An electrical circuit contains elements such as resistors, capacitors, inductors and voltage sources. They can be wired in series or parallel, and they always provide a return path for the current within a closed loop. In order to lower the amperage of an electrical circuit, you must either lower the circuit's voltage or increase its resistance. Lowering amperage is done by applying Ohm's law, given by the formula I = V/R, where I is the circuit's total current in amperes, V is the voltage and R is the resistance.
Add resistors to the circuit to increase the total resistance. A higher resistance results in a lower amperage. The resistance of a resistor is measured in ohms. A resistor works by "resisting" the flow of current through the circuit. Be careful that you don't exceed the manufacturer-listed wattage rating of a resistor.

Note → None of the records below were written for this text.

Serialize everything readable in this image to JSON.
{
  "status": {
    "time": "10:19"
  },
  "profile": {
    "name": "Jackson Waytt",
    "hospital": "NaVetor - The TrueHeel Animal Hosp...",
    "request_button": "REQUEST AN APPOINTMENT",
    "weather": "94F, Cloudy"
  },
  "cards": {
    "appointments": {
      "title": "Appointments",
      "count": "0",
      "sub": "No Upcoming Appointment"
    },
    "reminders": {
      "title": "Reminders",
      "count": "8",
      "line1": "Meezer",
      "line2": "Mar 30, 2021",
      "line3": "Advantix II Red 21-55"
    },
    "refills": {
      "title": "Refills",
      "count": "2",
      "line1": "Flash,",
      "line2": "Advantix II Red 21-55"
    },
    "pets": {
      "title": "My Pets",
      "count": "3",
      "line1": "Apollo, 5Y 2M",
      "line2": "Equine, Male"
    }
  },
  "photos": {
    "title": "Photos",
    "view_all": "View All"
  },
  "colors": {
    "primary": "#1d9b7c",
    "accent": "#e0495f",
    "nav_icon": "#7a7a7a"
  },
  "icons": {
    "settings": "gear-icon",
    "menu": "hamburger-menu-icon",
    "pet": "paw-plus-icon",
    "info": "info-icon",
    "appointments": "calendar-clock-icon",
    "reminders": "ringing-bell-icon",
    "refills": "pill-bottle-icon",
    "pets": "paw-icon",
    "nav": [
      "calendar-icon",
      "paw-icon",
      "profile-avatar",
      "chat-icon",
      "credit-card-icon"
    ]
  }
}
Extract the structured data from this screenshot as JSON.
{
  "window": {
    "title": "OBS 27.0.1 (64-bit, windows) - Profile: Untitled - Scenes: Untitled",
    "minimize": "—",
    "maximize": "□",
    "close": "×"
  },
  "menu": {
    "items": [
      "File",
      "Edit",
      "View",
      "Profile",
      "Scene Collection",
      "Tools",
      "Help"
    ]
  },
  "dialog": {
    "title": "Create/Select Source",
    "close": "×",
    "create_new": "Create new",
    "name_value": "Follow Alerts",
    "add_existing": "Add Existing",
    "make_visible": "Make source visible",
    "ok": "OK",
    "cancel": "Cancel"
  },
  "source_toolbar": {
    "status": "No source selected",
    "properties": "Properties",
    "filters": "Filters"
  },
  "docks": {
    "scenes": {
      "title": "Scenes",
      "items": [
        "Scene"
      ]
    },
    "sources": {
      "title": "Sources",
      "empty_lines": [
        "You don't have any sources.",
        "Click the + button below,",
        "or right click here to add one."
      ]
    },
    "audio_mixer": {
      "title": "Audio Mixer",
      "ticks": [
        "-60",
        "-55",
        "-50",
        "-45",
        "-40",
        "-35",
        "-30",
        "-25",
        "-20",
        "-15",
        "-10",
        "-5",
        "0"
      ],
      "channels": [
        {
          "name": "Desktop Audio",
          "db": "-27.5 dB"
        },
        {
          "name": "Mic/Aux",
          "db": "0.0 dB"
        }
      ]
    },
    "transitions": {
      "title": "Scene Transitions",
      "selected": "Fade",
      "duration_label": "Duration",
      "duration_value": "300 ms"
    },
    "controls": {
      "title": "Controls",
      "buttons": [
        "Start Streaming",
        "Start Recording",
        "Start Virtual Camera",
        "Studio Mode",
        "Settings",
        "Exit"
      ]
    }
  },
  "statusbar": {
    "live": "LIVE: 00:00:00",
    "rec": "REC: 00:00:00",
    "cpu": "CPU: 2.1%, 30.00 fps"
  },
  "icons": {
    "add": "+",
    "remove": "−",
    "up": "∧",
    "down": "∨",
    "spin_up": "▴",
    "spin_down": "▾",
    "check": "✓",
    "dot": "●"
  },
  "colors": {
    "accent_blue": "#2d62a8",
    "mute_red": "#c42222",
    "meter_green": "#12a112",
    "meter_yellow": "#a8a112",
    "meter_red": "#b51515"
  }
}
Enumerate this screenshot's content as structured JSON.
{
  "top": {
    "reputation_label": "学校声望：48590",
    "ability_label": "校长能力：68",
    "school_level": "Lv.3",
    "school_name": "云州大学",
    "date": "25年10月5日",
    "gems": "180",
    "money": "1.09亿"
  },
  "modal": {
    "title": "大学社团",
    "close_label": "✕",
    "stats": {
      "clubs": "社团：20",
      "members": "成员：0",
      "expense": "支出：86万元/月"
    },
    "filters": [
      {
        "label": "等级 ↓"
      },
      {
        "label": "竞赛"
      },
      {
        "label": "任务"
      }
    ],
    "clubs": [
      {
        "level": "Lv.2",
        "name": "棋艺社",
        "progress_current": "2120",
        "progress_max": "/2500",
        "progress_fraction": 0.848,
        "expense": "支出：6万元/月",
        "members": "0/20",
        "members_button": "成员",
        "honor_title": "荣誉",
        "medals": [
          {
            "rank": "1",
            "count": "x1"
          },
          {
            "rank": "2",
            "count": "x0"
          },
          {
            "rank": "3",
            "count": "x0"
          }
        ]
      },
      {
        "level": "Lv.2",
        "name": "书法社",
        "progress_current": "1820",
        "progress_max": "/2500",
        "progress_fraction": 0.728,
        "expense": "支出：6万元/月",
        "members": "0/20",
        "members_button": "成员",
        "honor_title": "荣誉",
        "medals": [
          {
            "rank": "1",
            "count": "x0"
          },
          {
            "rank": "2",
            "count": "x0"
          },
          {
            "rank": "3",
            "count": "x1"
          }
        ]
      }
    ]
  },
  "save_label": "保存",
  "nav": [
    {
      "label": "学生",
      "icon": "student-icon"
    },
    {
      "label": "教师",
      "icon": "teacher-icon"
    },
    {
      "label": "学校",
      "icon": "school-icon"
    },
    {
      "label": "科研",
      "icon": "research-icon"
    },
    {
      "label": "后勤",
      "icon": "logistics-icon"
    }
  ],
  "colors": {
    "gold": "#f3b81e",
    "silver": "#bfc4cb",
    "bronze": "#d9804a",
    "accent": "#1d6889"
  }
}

Lower the circuit's amperage by adding a variable resistance device or increasing the resistance on any you already have in the circuit. Variable resistance devices include transistors, FETs and rheostats, which are two-terminal variable resistors.
Reduce the voltage in your circuit to lower the amperage. For example, lower the voltage source from a 12V battery to a 9V battery.